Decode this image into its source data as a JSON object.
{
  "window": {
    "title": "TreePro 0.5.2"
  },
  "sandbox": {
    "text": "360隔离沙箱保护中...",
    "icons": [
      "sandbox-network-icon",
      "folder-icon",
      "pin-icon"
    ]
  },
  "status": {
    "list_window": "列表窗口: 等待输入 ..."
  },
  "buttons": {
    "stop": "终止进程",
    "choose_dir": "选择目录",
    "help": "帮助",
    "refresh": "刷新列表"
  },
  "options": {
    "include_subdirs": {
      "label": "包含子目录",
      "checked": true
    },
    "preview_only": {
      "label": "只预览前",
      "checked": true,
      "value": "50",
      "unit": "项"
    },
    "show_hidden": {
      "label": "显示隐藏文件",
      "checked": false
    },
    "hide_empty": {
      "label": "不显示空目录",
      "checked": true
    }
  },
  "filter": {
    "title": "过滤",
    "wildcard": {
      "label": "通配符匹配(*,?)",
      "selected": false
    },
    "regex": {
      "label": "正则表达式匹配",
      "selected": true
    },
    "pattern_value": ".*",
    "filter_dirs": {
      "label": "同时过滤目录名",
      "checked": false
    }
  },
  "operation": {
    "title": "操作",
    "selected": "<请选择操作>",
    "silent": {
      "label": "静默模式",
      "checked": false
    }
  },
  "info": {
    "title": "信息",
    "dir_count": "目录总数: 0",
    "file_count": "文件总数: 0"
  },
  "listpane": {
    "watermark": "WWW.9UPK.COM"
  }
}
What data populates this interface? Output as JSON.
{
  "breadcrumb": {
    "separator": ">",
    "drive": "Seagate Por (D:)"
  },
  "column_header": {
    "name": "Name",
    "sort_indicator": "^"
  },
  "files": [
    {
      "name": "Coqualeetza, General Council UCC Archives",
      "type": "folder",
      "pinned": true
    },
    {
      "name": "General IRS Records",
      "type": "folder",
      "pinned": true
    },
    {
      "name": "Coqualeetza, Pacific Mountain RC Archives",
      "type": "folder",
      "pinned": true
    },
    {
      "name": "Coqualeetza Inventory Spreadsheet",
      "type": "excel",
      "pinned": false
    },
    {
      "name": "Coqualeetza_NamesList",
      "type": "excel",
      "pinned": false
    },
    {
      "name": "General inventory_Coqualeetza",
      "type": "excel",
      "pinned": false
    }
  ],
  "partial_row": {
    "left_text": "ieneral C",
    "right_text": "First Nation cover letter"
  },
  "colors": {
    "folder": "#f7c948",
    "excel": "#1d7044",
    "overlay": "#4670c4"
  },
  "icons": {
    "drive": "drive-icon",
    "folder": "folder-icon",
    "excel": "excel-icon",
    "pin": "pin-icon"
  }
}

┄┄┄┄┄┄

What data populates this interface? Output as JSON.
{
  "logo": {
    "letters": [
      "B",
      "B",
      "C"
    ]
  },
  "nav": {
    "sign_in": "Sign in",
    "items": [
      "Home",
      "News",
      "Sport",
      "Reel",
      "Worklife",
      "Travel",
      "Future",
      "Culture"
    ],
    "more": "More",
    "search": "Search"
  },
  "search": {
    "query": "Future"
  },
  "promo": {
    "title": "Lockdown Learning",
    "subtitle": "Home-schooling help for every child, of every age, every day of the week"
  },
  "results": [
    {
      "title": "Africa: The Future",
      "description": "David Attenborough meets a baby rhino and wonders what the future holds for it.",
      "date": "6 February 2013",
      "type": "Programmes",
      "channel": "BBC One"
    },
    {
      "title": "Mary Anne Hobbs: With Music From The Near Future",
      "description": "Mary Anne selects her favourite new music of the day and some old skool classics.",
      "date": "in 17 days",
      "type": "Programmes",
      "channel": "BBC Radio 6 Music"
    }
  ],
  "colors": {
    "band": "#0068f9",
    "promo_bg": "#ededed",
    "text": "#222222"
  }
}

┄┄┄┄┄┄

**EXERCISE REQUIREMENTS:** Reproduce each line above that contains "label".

**RESPONSE TO THE EXERCISE:**
      "label": "包含子目录",
      "label": "只预览前",
      "label": "显示隐藏文件",
      "label": "不显示空目录",
      "label": "通配符匹配(*,?)",
      "label": "正则表达式匹配",
      "label": "同时过滤目录名",
      "label": "静默模式",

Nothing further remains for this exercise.